"I'm taking care of what I think I need to take care of in my work off the field in the cage and preparing myself for the day, for the game," Jackson said Tuesday. "I think I'm making nice adjustments as far as getting into game-time timing and seeing pitches. I feel really relaxed and comfortable at the plate."
Jackson, 25, has appeared in only nine games this spring and has seven at-bats, so it's not a large sample size. He also has one hit, but it was a two-run, pinch-hit single that helped beat the Brewers on Sunday. And he has a better approach at the plate, which has shown in his four walks.
But it's his state of mind that may be the biggest improvement.
"I'm having fun and loving this environment," he said.
It hasn't always been that way for the outfielder, who was the Cubs' first-round pick in 2009 and has had to deal with the expectations that come with being a high-profile player.
"In years past, I've paid a little too much attention to mechanics," Jackson said. "Obviously, that's a very important part of the game. But rather than thinking about my mechanics and trying to find the perfect mechanics, I'm doing drills to correct the things I want to correct and going into the game with the right mindset and right approach."
Cubs Minor League coach Brian Harper sees a difference and said Jackson looks more like the batter who hit .297 at Iowa in 2011.
"He looks a lot more comfortable, he's hitting a little more similar to how he hit a couple years prior," Harper said. "I think last year, he was trying to change so many things -- and not in a bad way -- but he was trying to change so many things that he was uncomfortable. He looks a lot more comfortable in the batter's box."
"Swing-wise, bat path-wise, 2011 was definitely my best year," Jackson said. "I think from there, we're three years deeper into my career and I have more experience as a player and approach-wise and the way I approach the game and my work ethic every day. I'm taking care of those things and giving myself the best chance to perform on the field and win."
He doesn't always have success. On Thursday in Goodyear, Jackson struck out and stranded runners. Harper remembers the at-bat and said Jackson simply swung at a bad pitch. It happens.

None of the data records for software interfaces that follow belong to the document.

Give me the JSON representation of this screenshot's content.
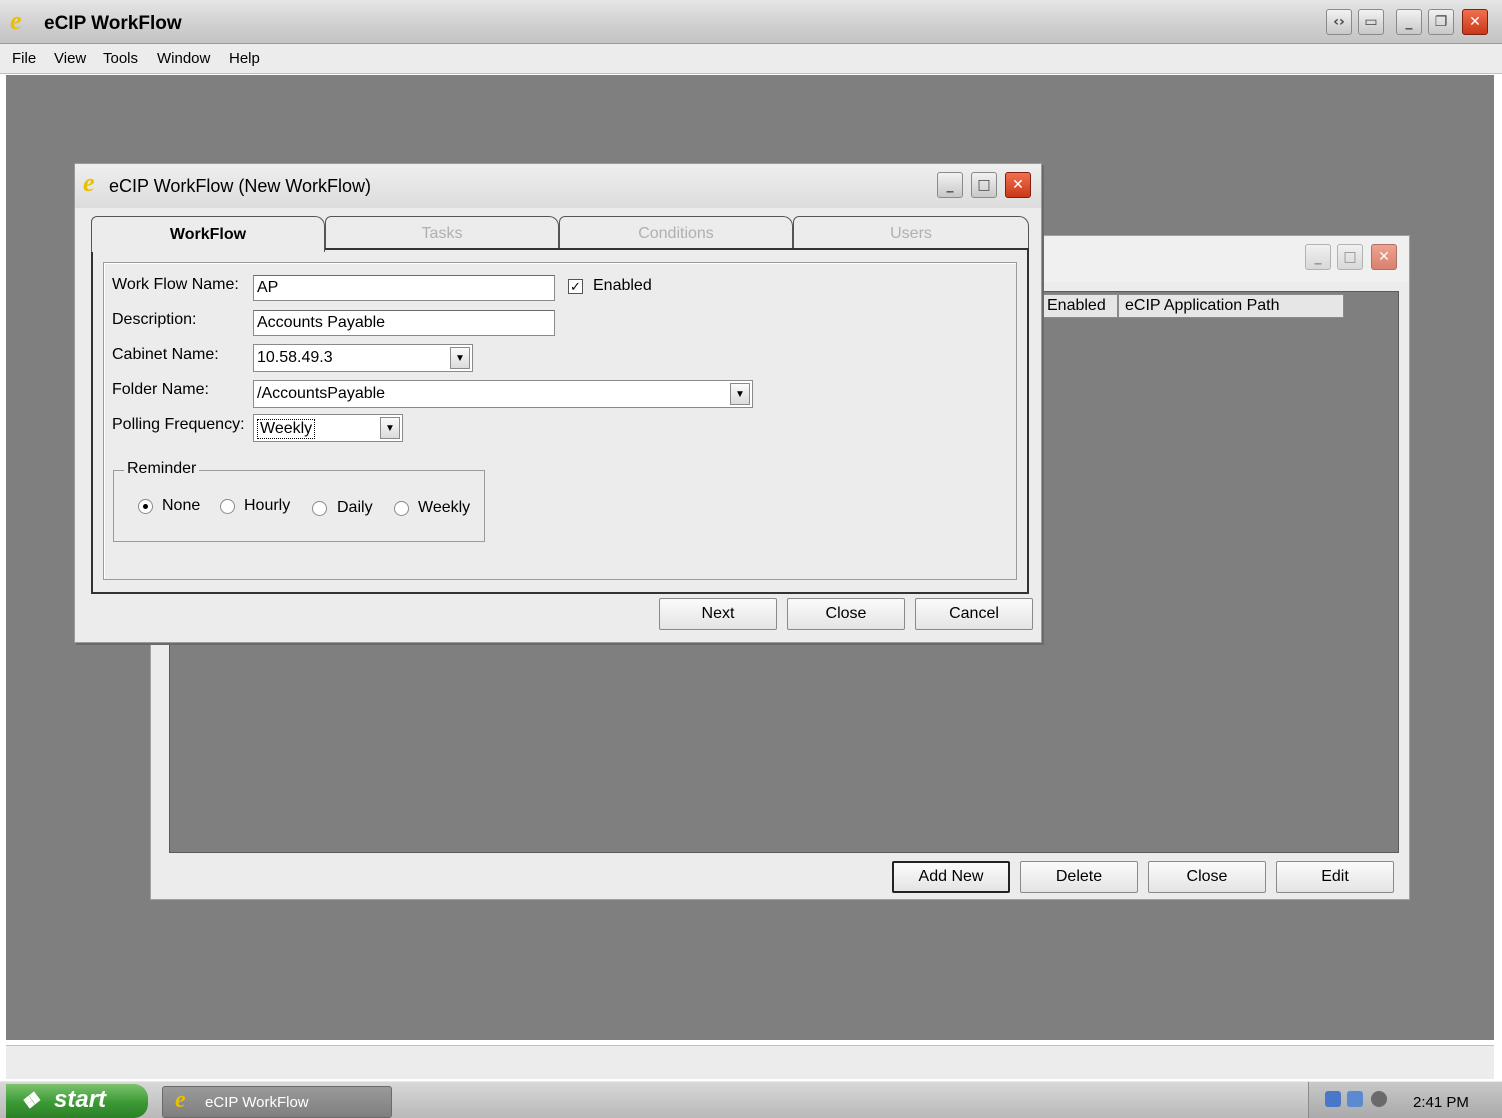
{
  "app": {
    "title": "eCIP WorkFlow",
    "icon_glyph": "e",
    "menu": [
      "File",
      "View",
      "Tools",
      "Window",
      "Help"
    ]
  },
  "back_window": {
    "columns": [
      "Enabled",
      "eCIP Application Path"
    ],
    "buttons": {
      "add_new": "Add New",
      "delete": "Delete",
      "close": "Close",
      "edit": "Edit"
    }
  },
  "dialog": {
    "title": "eCIP WorkFlow (New WorkFlow)",
    "tabs": [
      "WorkFlow",
      "Tasks",
      "Conditions",
      "Users"
    ],
    "active_tab": "WorkFlow",
    "fields": {
      "workflow_name_label": "Work Flow Name:",
      "workflow_name_value": "AP",
      "enabled_label": "Enabled",
      "enabled_checked": true,
      "description_label": "Description:",
      "description_value": "Accounts Payable",
      "cabinet_label": "Cabinet Name:",
      "cabinet_value": "10.58.49.3",
      "folder_label": "Folder Name:",
      "folder_value": "/AccountsPayable",
      "polling_label": "Polling Frequency:",
      "polling_value": "Weekly"
    },
    "reminder": {
      "legend": "Reminder",
      "options": [
        "None",
        "Hourly",
        "Daily",
        "Weekly"
      ],
      "selected": "None"
    },
    "buttons": {
      "next": "Next",
      "close": "Close",
      "cancel": "Cancel"
    }
  },
  "taskbar": {
    "start_label": "start",
    "task_label": "eCIP WorkFlow",
    "clock": "2:41 PM"
  },
  "colors": {
    "workspace": "#7f7f7f",
    "close_button": "#d84a28",
    "start_button": "#3a9a34"
  }
}
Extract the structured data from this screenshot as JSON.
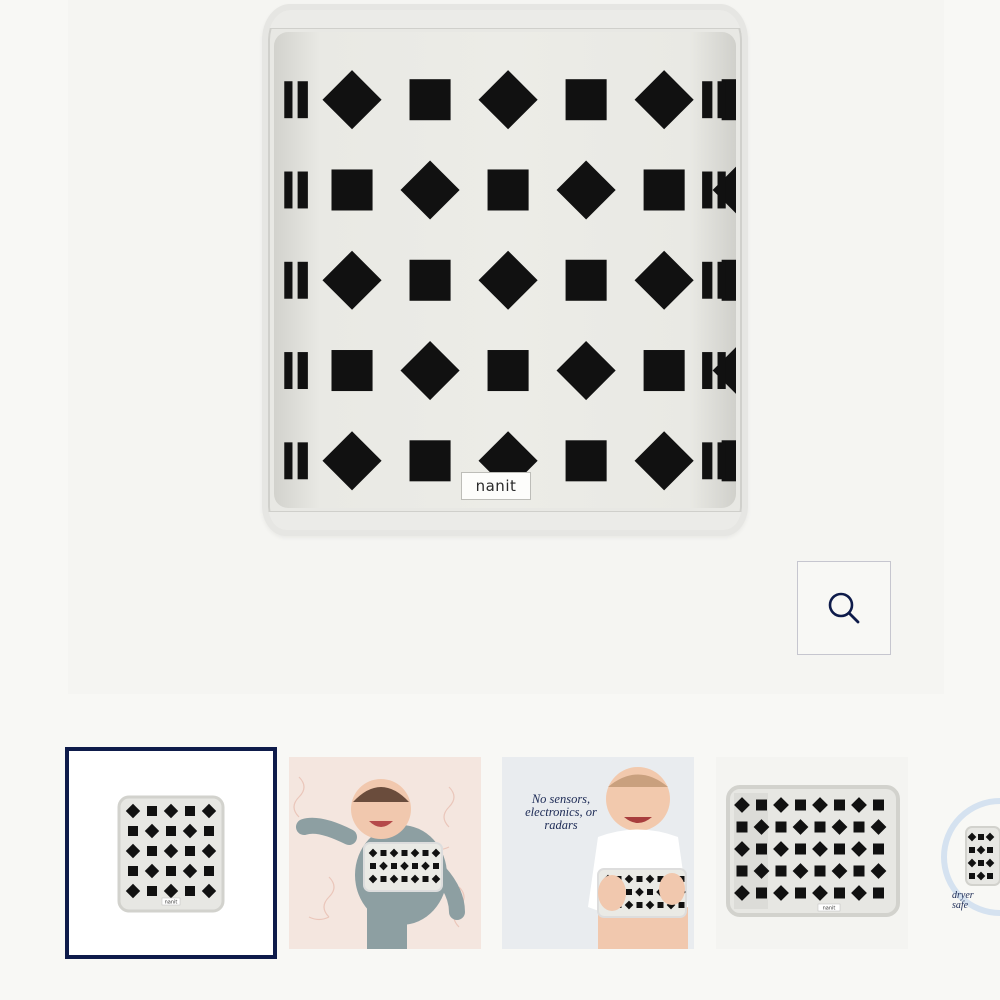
{
  "product": {
    "brand_label": "nanit",
    "zoom_icon": "search-icon"
  },
  "gallery": {
    "selected_index": 0,
    "thumbnails": [
      {
        "name": "breathing-band-front"
      },
      {
        "name": "baby-wearing-band"
      },
      {
        "name": "baby-band-feature",
        "caption": "No sensors, electronics, or radars"
      },
      {
        "name": "breathing-band-flat"
      },
      {
        "name": "dryer-safe",
        "caption": "dryer safe"
      }
    ]
  },
  "colors": {
    "background": "#f8f8f5",
    "accent_navy": "#0e1b4a",
    "band_fabric": "#e8e8e4",
    "pattern": "#111111"
  }
}
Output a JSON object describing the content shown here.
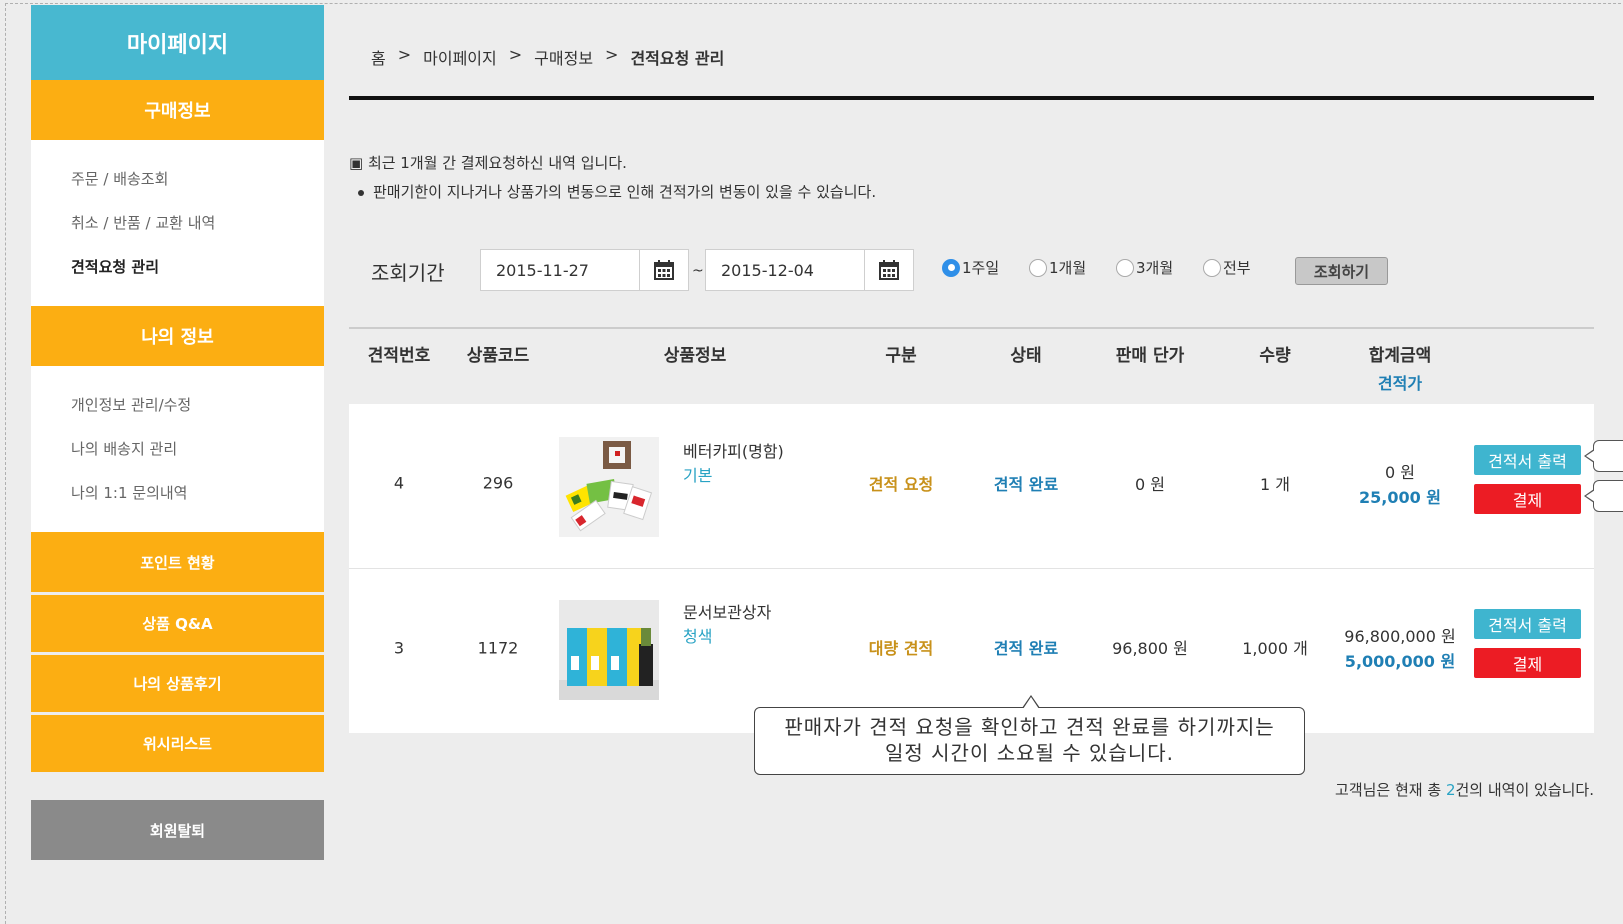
{
  "sidebar": {
    "title": "마이페이지",
    "section1": "구매정보",
    "section1_items": [
      {
        "label": "주문 / 배송조회"
      },
      {
        "label": "취소 / 반품 / 교환 내역"
      },
      {
        "label": "견적요청 관리"
      }
    ],
    "section2": "나의 정보",
    "section2_items": [
      {
        "label": "개인정보 관리/수정"
      },
      {
        "label": "나의 배송지 관리"
      },
      {
        "label": "나의 1:1 문의내역"
      }
    ],
    "buttons": [
      "포인트 현황",
      "상품 Q&A",
      "나의 상품후기",
      "위시리스트"
    ],
    "withdraw": "회원탈퇴"
  },
  "breadcrumb": {
    "home": "홈",
    "sep": ">",
    "level1": "마이페이지",
    "level2": "구매정보",
    "current": "견적요청 관리"
  },
  "notices": {
    "line1": "▣ 최근 1개월 간 결제요청하신 내역 입니다.",
    "line2": "판매기한이 지나거나 상품가의 변동으로 인해 견적가의 변동이 있을 수 있습니다."
  },
  "filter": {
    "label": "조회기간",
    "start_date": "2015-11-27",
    "tilde": "~",
    "end_date": "2015-12-04",
    "periods": [
      {
        "label": "1주일",
        "selected": true
      },
      {
        "label": "1개월",
        "selected": false
      },
      {
        "label": "3개월",
        "selected": false
      },
      {
        "label": "전부",
        "selected": false
      }
    ],
    "search_label": "조회하기"
  },
  "table": {
    "headers": {
      "no": "견적번호",
      "code": "상품코드",
      "info": "상품정보",
      "type": "구분",
      "status": "상태",
      "price": "판매 단가",
      "qty": "수량",
      "total": "합계금액",
      "total_sub": "견적가"
    },
    "rows": [
      {
        "no": "4",
        "code": "296",
        "name": "베터카피(명함)",
        "option": "기본",
        "type": "견적 요청",
        "status": "견적 완료",
        "price": "0 원",
        "qty": "1 개",
        "total": "0 원",
        "quote": "25,000 원",
        "btn_quote": "견적서 출력",
        "btn_pay": "결제"
      },
      {
        "no": "3",
        "code": "1172",
        "name": "문서보관상자",
        "option": "청색",
        "type": "대량 견적",
        "status": "견적 완료",
        "price": "96,800 원",
        "qty": "1,000 개",
        "total": "96,800,000 원",
        "quote": "5,000,000 원",
        "btn_quote": "견적서 출력",
        "btn_pay": "결제"
      }
    ]
  },
  "tooltip": {
    "line1": "판매자가 견적 요청을 확인하고 견적 완료를 하기까지는",
    "line2": "일정 시간이 소요될 수 있습니다."
  },
  "summary": {
    "prefix": "고객님은 현재 총 ",
    "count": "2",
    "suffix": "건의 내역이 있습니다."
  },
  "colors": {
    "sidebar_title": "#48b8d0",
    "sidebar_section": "#fcae12",
    "quote_button": "#3fb5cf",
    "pay_button": "#ec1c24",
    "accent_blue": "#1f7fb4"
  }
}
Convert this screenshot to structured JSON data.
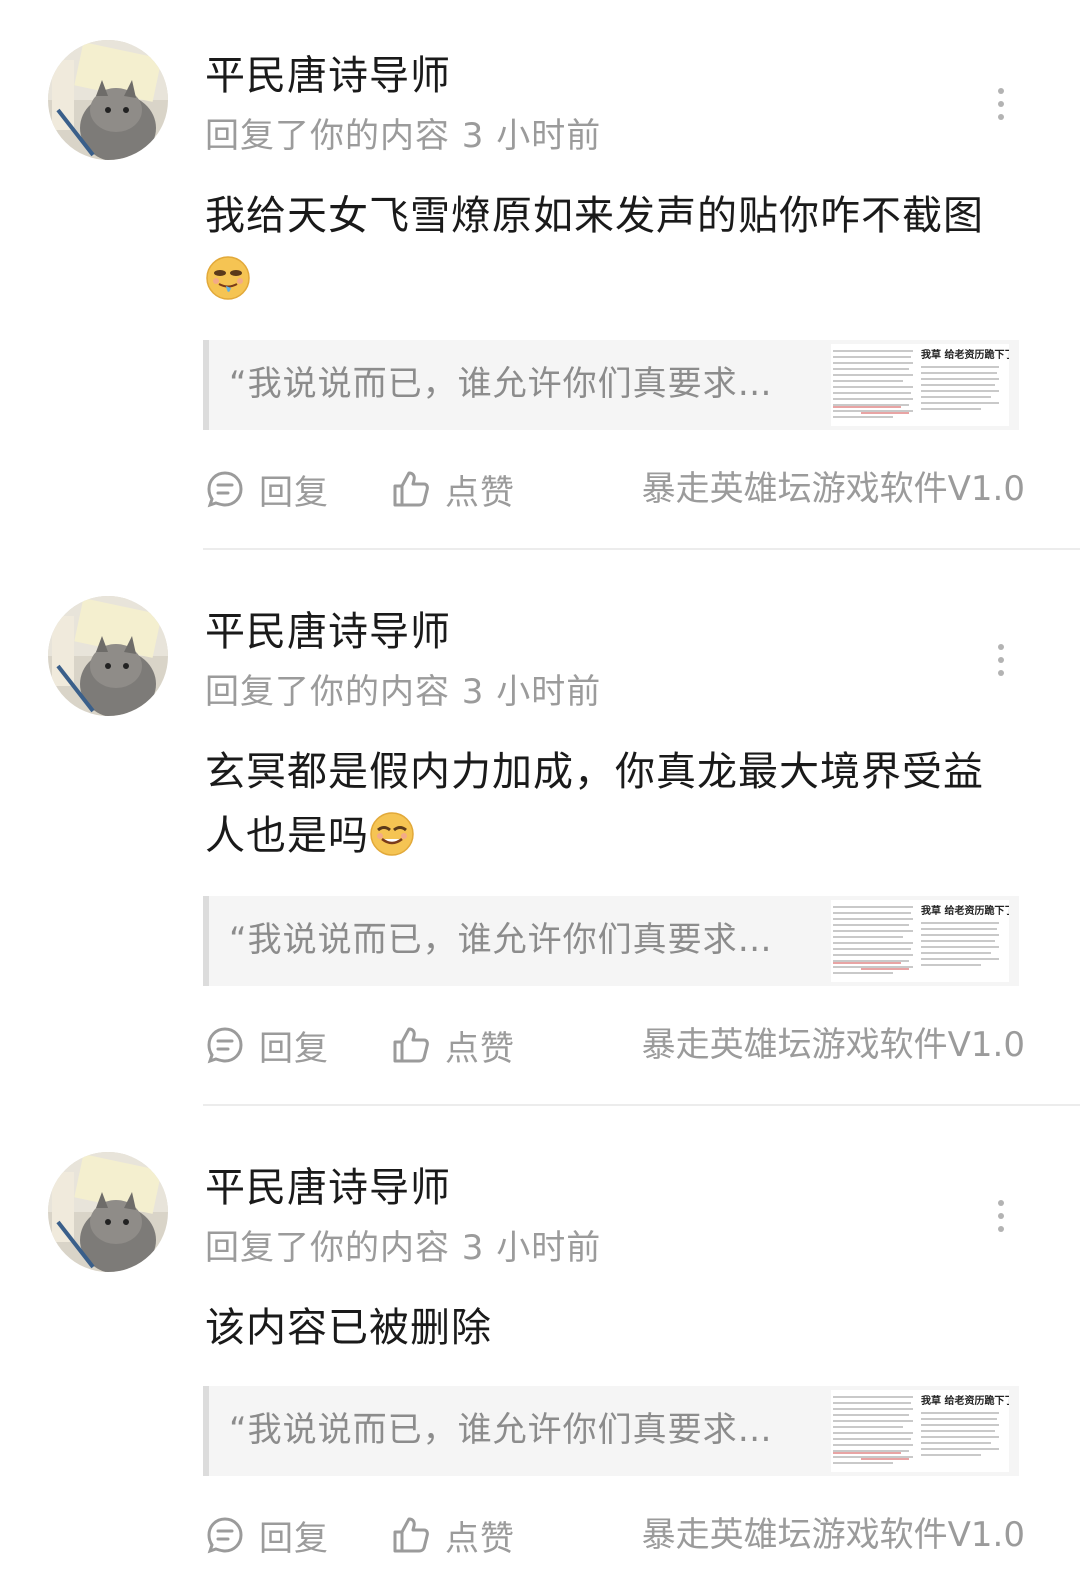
{
  "comments": [
    {
      "username": "平民唐诗导师",
      "meta": "回复了你的内容 3 小时前",
      "text": "我给天女飞雪燎原如来发声的贴你咋不截图",
      "emoji": "drooling-emoji-icon",
      "quote": "“我说说而已，谁允许你们真要求…",
      "thumbnail_title": "我草 给老资历跪下了",
      "reply_label": "回复",
      "like_label": "点赞",
      "source": "暴走英雄坛游戏软件V1.0"
    },
    {
      "username": "平民唐诗导师",
      "meta": "回复了你的内容 3 小时前",
      "text": "玄冥都是假内力加成，你真龙最大境界受益人也是吗",
      "emoji": "smug-emoji-icon",
      "quote": "“我说说而已，谁允许你们真要求…",
      "thumbnail_title": "我草 给老资历跪下了",
      "reply_label": "回复",
      "like_label": "点赞",
      "source": "暴走英雄坛游戏软件V1.0"
    },
    {
      "username": "平民唐诗导师",
      "meta": "回复了你的内容 3 小时前",
      "text": "该内容已被删除",
      "emoji": "",
      "quote": "“我说说而已，谁允许你们真要求…",
      "thumbnail_title": "我草 给老资历跪下了",
      "reply_label": "回复",
      "like_label": "点赞",
      "source": "暴走英雄坛游戏软件V1.0"
    }
  ]
}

"As competitors and athletes, you want to succeed every time," said Jackson, who has been used primarily off the bench this spring. "I do remember that at-bat, and a couple at-bats feeling uncomfortable. In the moment, you're upset, and then you say, 'Hey, it's March 6. What can I learn from that at-bat? What can I learn from that strikeout, that hit?'
"I'm trying to simplify the game. I come to the field, go to the plate with purpose. I'm looking to have a good time and help the team win. When your purpose and integrity is on, your ability to have fun is there. When your ability to have fun is there, I think the results will happen."
Jackson started his makeover in the offseason when he reunited with a hitting coach he's worked with in the past, and who he hadn't seen in two years. It's helped to have Ryan Kalish in camp. Kalish also is a left-handed-hitting outfielder, and he has similar mechanics to Jackson's.
Part of the offseason was re-evaluating Jackson's swing.
"It was a lot of looking at hitters who are doing it in the big leagues and what they do, and what all those guys have in common and simplifying it to that," Jackson said. "Not having to do one thing -- having to cut down on strikeouts, having to get your foot down. Do what you do that works for you to get in the best position to drive a baseball."
So far, his effort to simplify things has worked, and he's enjoying what he's doing. That positive mindset helps, too.
"In years past, I've been more about the results than the quality of the at-bat and what I can learn from the at-bat," he said. "Hit or walk or strikeout, there's something to learn at this point and something to take away from what you felt in that plate appearance.
"That comes with experience -- although I'm not saying I'm a veteran guy who has it all figured out. I think I'm handling plate appearances more maturely and making myself better. Right now, for me, I'm just having a great time being here, and that's my biggest takeaway this spring."
Having fun is something Harper and the other Cubs coaches have had to remind Jackson to do.
"There's so much pressure on kids like him and the expectations or whatever," Harper said. "For me, it's all about getting him to relax and have some fun. It seems like he's enjoying the game more this year than last year. He was trying so many things and trying to not strike out rather than trying to hit the ball, and it got overwhelming at times."
It is a game after all.
"It's got to be fun or what's the point?" Jackson said. "It's easy to dream with this team -- and not to get corny, but I think everyone's life has a purpose, and I believe my life has a purpose here with the Cubs. That may change, it may not. I prepare every day like that's the goal and that's the purpose."